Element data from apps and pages
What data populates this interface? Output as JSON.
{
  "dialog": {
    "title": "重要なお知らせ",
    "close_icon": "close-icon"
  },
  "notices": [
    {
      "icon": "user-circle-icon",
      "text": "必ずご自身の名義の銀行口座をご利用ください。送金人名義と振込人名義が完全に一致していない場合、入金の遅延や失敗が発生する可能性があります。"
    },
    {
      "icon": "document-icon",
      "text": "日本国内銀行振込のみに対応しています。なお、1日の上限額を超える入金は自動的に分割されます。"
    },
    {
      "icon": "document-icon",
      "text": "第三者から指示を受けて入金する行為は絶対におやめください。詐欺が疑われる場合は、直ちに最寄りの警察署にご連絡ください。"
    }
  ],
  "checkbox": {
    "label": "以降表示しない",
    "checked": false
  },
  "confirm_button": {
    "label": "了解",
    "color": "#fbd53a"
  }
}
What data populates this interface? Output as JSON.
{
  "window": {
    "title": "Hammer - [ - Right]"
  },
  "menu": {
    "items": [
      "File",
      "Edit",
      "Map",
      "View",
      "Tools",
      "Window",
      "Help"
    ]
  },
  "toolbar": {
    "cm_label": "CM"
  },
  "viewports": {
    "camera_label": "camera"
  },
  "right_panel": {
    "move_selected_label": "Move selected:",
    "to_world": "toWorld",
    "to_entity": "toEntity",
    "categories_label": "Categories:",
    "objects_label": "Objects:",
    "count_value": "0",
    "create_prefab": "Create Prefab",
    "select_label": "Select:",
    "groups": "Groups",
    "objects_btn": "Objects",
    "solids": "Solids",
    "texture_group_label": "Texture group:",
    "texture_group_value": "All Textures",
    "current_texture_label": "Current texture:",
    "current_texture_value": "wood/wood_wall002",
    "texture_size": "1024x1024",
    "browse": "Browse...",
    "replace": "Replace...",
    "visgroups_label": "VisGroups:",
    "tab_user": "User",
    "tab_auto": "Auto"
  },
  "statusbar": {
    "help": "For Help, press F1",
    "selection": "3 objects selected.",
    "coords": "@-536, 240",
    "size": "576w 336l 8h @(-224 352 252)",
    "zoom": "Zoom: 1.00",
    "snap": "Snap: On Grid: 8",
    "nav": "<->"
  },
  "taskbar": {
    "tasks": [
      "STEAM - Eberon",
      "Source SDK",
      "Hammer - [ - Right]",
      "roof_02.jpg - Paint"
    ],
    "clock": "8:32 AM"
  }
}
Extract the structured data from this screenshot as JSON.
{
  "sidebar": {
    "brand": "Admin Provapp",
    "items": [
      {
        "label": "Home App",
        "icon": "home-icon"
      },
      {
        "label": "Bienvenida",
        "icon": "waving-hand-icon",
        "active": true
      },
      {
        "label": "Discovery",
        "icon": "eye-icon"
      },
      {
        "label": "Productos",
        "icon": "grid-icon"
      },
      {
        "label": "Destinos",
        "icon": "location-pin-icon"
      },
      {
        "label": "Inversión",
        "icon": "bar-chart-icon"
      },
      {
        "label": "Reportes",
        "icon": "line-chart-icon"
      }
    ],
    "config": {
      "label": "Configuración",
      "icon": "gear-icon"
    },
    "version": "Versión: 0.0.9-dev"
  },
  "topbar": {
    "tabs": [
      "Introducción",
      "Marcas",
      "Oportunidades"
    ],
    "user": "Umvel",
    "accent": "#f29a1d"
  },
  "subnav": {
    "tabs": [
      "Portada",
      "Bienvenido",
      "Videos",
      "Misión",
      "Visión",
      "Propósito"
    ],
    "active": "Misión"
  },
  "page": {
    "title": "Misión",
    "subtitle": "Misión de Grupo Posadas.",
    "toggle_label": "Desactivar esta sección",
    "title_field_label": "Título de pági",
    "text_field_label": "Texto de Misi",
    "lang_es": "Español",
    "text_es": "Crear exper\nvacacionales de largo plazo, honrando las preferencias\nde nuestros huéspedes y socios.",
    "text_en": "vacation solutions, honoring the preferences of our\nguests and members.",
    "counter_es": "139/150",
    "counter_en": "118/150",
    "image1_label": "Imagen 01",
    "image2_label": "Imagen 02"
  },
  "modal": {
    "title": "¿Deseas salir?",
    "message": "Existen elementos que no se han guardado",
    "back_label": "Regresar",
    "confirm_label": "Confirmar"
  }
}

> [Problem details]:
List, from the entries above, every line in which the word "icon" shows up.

> [Completed task]:
    "close_icon": "close-icon"
      "icon": "user-circle-icon",
      "icon": "document-icon",
      "icon": "document-icon",
        "icon": "home-icon"
        "icon": "waving-hand-icon",
        "icon": "eye-icon"
        "icon": "grid-icon"
        "icon": "location-pin-icon"
        "icon": "bar-chart-icon"
        "icon": "line-chart-icon"
      "icon": "gear-icon"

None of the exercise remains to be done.